BEGIN Data in this exercise
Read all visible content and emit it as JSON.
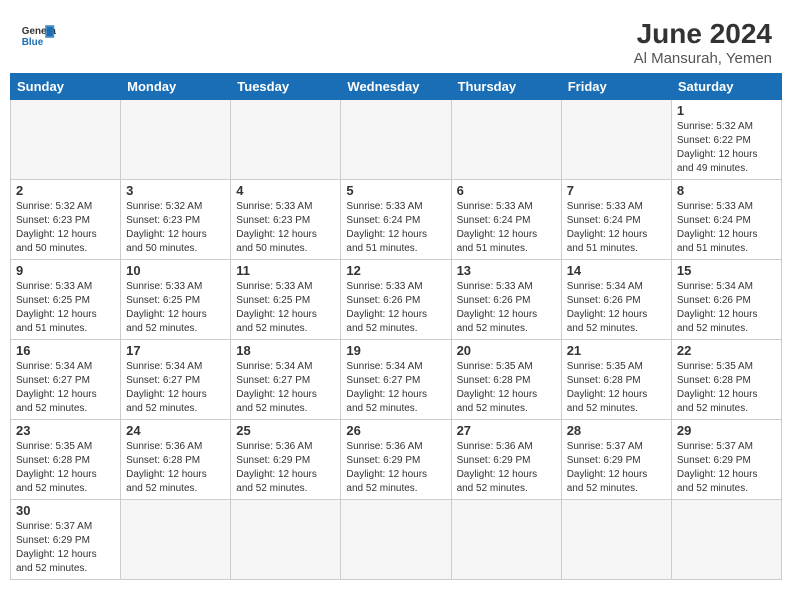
{
  "header": {
    "logo_general": "General",
    "logo_blue": "Blue",
    "month_year": "June 2024",
    "location": "Al Mansurah, Yemen"
  },
  "days_of_week": [
    "Sunday",
    "Monday",
    "Tuesday",
    "Wednesday",
    "Thursday",
    "Friday",
    "Saturday"
  ],
  "weeks": [
    [
      {
        "day": "",
        "empty": true
      },
      {
        "day": "",
        "empty": true
      },
      {
        "day": "",
        "empty": true
      },
      {
        "day": "",
        "empty": true
      },
      {
        "day": "",
        "empty": true
      },
      {
        "day": "",
        "empty": true
      },
      {
        "day": "1",
        "info": "Sunrise: 5:32 AM\nSunset: 6:22 PM\nDaylight: 12 hours\nand 49 minutes."
      }
    ],
    [
      {
        "day": "2",
        "info": "Sunrise: 5:32 AM\nSunset: 6:23 PM\nDaylight: 12 hours\nand 50 minutes."
      },
      {
        "day": "3",
        "info": "Sunrise: 5:32 AM\nSunset: 6:23 PM\nDaylight: 12 hours\nand 50 minutes."
      },
      {
        "day": "4",
        "info": "Sunrise: 5:33 AM\nSunset: 6:23 PM\nDaylight: 12 hours\nand 50 minutes."
      },
      {
        "day": "5",
        "info": "Sunrise: 5:33 AM\nSunset: 6:24 PM\nDaylight: 12 hours\nand 51 minutes."
      },
      {
        "day": "6",
        "info": "Sunrise: 5:33 AM\nSunset: 6:24 PM\nDaylight: 12 hours\nand 51 minutes."
      },
      {
        "day": "7",
        "info": "Sunrise: 5:33 AM\nSunset: 6:24 PM\nDaylight: 12 hours\nand 51 minutes."
      },
      {
        "day": "8",
        "info": "Sunrise: 5:33 AM\nSunset: 6:24 PM\nDaylight: 12 hours\nand 51 minutes."
      }
    ],
    [
      {
        "day": "9",
        "info": "Sunrise: 5:33 AM\nSunset: 6:25 PM\nDaylight: 12 hours\nand 51 minutes."
      },
      {
        "day": "10",
        "info": "Sunrise: 5:33 AM\nSunset: 6:25 PM\nDaylight: 12 hours\nand 52 minutes."
      },
      {
        "day": "11",
        "info": "Sunrise: 5:33 AM\nSunset: 6:25 PM\nDaylight: 12 hours\nand 52 minutes."
      },
      {
        "day": "12",
        "info": "Sunrise: 5:33 AM\nSunset: 6:26 PM\nDaylight: 12 hours\nand 52 minutes."
      },
      {
        "day": "13",
        "info": "Sunrise: 5:33 AM\nSunset: 6:26 PM\nDaylight: 12 hours\nand 52 minutes."
      },
      {
        "day": "14",
        "info": "Sunrise: 5:34 AM\nSunset: 6:26 PM\nDaylight: 12 hours\nand 52 minutes."
      },
      {
        "day": "15",
        "info": "Sunrise: 5:34 AM\nSunset: 6:26 PM\nDaylight: 12 hours\nand 52 minutes."
      }
    ],
    [
      {
        "day": "16",
        "info": "Sunrise: 5:34 AM\nSunset: 6:27 PM\nDaylight: 12 hours\nand 52 minutes."
      },
      {
        "day": "17",
        "info": "Sunrise: 5:34 AM\nSunset: 6:27 PM\nDaylight: 12 hours\nand 52 minutes."
      },
      {
        "day": "18",
        "info": "Sunrise: 5:34 AM\nSunset: 6:27 PM\nDaylight: 12 hours\nand 52 minutes."
      },
      {
        "day": "19",
        "info": "Sunrise: 5:34 AM\nSunset: 6:27 PM\nDaylight: 12 hours\nand 52 minutes."
      },
      {
        "day": "20",
        "info": "Sunrise: 5:35 AM\nSunset: 6:28 PM\nDaylight: 12 hours\nand 52 minutes."
      },
      {
        "day": "21",
        "info": "Sunrise: 5:35 AM\nSunset: 6:28 PM\nDaylight: 12 hours\nand 52 minutes."
      },
      {
        "day": "22",
        "info": "Sunrise: 5:35 AM\nSunset: 6:28 PM\nDaylight: 12 hours\nand 52 minutes."
      }
    ],
    [
      {
        "day": "23",
        "info": "Sunrise: 5:35 AM\nSunset: 6:28 PM\nDaylight: 12 hours\nand 52 minutes."
      },
      {
        "day": "24",
        "info": "Sunrise: 5:36 AM\nSunset: 6:28 PM\nDaylight: 12 hours\nand 52 minutes."
      },
      {
        "day": "25",
        "info": "Sunrise: 5:36 AM\nSunset: 6:29 PM\nDaylight: 12 hours\nand 52 minutes."
      },
      {
        "day": "26",
        "info": "Sunrise: 5:36 AM\nSunset: 6:29 PM\nDaylight: 12 hours\nand 52 minutes."
      },
      {
        "day": "27",
        "info": "Sunrise: 5:36 AM\nSunset: 6:29 PM\nDaylight: 12 hours\nand 52 minutes."
      },
      {
        "day": "28",
        "info": "Sunrise: 5:37 AM\nSunset: 6:29 PM\nDaylight: 12 hours\nand 52 minutes."
      },
      {
        "day": "29",
        "info": "Sunrise: 5:37 AM\nSunset: 6:29 PM\nDaylight: 12 hours\nand 52 minutes."
      }
    ],
    [
      {
        "day": "30",
        "info": "Sunrise: 5:37 AM\nSunset: 6:29 PM\nDaylight: 12 hours\nand 52 minutes."
      },
      {
        "day": "",
        "empty": true
      },
      {
        "day": "",
        "empty": true
      },
      {
        "day": "",
        "empty": true
      },
      {
        "day": "",
        "empty": true
      },
      {
        "day": "",
        "empty": true
      },
      {
        "day": "",
        "empty": true
      }
    ]
  ]
}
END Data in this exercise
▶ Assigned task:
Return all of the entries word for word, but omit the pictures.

▶ Your solution:
Read all visible content and emit it as JSON.
{
  "header": {
    "logo_general": "General",
    "logo_blue": "Blue",
    "month_year": "June 2024",
    "location": "Al Mansurah, Yemen"
  },
  "days_of_week": [
    "Sunday",
    "Monday",
    "Tuesday",
    "Wednesday",
    "Thursday",
    "Friday",
    "Saturday"
  ],
  "weeks": [
    [
      {
        "day": "",
        "empty": true
      },
      {
        "day": "",
        "empty": true
      },
      {
        "day": "",
        "empty": true
      },
      {
        "day": "",
        "empty": true
      },
      {
        "day": "",
        "empty": true
      },
      {
        "day": "",
        "empty": true
      },
      {
        "day": "1",
        "info": "Sunrise: 5:32 AM\nSunset: 6:22 PM\nDaylight: 12 hours\nand 49 minutes."
      }
    ],
    [
      {
        "day": "2",
        "info": "Sunrise: 5:32 AM\nSunset: 6:23 PM\nDaylight: 12 hours\nand 50 minutes."
      },
      {
        "day": "3",
        "info": "Sunrise: 5:32 AM\nSunset: 6:23 PM\nDaylight: 12 hours\nand 50 minutes."
      },
      {
        "day": "4",
        "info": "Sunrise: 5:33 AM\nSunset: 6:23 PM\nDaylight: 12 hours\nand 50 minutes."
      },
      {
        "day": "5",
        "info": "Sunrise: 5:33 AM\nSunset: 6:24 PM\nDaylight: 12 hours\nand 51 minutes."
      },
      {
        "day": "6",
        "info": "Sunrise: 5:33 AM\nSunset: 6:24 PM\nDaylight: 12 hours\nand 51 minutes."
      },
      {
        "day": "7",
        "info": "Sunrise: 5:33 AM\nSunset: 6:24 PM\nDaylight: 12 hours\nand 51 minutes."
      },
      {
        "day": "8",
        "info": "Sunrise: 5:33 AM\nSunset: 6:24 PM\nDaylight: 12 hours\nand 51 minutes."
      }
    ],
    [
      {
        "day": "9",
        "info": "Sunrise: 5:33 AM\nSunset: 6:25 PM\nDaylight: 12 hours\nand 51 minutes."
      },
      {
        "day": "10",
        "info": "Sunrise: 5:33 AM\nSunset: 6:25 PM\nDaylight: 12 hours\nand 52 minutes."
      },
      {
        "day": "11",
        "info": "Sunrise: 5:33 AM\nSunset: 6:25 PM\nDaylight: 12 hours\nand 52 minutes."
      },
      {
        "day": "12",
        "info": "Sunrise: 5:33 AM\nSunset: 6:26 PM\nDaylight: 12 hours\nand 52 minutes."
      },
      {
        "day": "13",
        "info": "Sunrise: 5:33 AM\nSunset: 6:26 PM\nDaylight: 12 hours\nand 52 minutes."
      },
      {
        "day": "14",
        "info": "Sunrise: 5:34 AM\nSunset: 6:26 PM\nDaylight: 12 hours\nand 52 minutes."
      },
      {
        "day": "15",
        "info": "Sunrise: 5:34 AM\nSunset: 6:26 PM\nDaylight: 12 hours\nand 52 minutes."
      }
    ],
    [
      {
        "day": "16",
        "info": "Sunrise: 5:34 AM\nSunset: 6:27 PM\nDaylight: 12 hours\nand 52 minutes."
      },
      {
        "day": "17",
        "info": "Sunrise: 5:34 AM\nSunset: 6:27 PM\nDaylight: 12 hours\nand 52 minutes."
      },
      {
        "day": "18",
        "info": "Sunrise: 5:34 AM\nSunset: 6:27 PM\nDaylight: 12 hours\nand 52 minutes."
      },
      {
        "day": "19",
        "info": "Sunrise: 5:34 AM\nSunset: 6:27 PM\nDaylight: 12 hours\nand 52 minutes."
      },
      {
        "day": "20",
        "info": "Sunrise: 5:35 AM\nSunset: 6:28 PM\nDaylight: 12 hours\nand 52 minutes."
      },
      {
        "day": "21",
        "info": "Sunrise: 5:35 AM\nSunset: 6:28 PM\nDaylight: 12 hours\nand 52 minutes."
      },
      {
        "day": "22",
        "info": "Sunrise: 5:35 AM\nSunset: 6:28 PM\nDaylight: 12 hours\nand 52 minutes."
      }
    ],
    [
      {
        "day": "23",
        "info": "Sunrise: 5:35 AM\nSunset: 6:28 PM\nDaylight: 12 hours\nand 52 minutes."
      },
      {
        "day": "24",
        "info": "Sunrise: 5:36 AM\nSunset: 6:28 PM\nDaylight: 12 hours\nand 52 minutes."
      },
      {
        "day": "25",
        "info": "Sunrise: 5:36 AM\nSunset: 6:29 PM\nDaylight: 12 hours\nand 52 minutes."
      },
      {
        "day": "26",
        "info": "Sunrise: 5:36 AM\nSunset: 6:29 PM\nDaylight: 12 hours\nand 52 minutes."
      },
      {
        "day": "27",
        "info": "Sunrise: 5:36 AM\nSunset: 6:29 PM\nDaylight: 12 hours\nand 52 minutes."
      },
      {
        "day": "28",
        "info": "Sunrise: 5:37 AM\nSunset: 6:29 PM\nDaylight: 12 hours\nand 52 minutes."
      },
      {
        "day": "29",
        "info": "Sunrise: 5:37 AM\nSunset: 6:29 PM\nDaylight: 12 hours\nand 52 minutes."
      }
    ],
    [
      {
        "day": "30",
        "info": "Sunrise: 5:37 AM\nSunset: 6:29 PM\nDaylight: 12 hours\nand 52 minutes."
      },
      {
        "day": "",
        "empty": true
      },
      {
        "day": "",
        "empty": true
      },
      {
        "day": "",
        "empty": true
      },
      {
        "day": "",
        "empty": true
      },
      {
        "day": "",
        "empty": true
      },
      {
        "day": "",
        "empty": true
      }
    ]
  ]
}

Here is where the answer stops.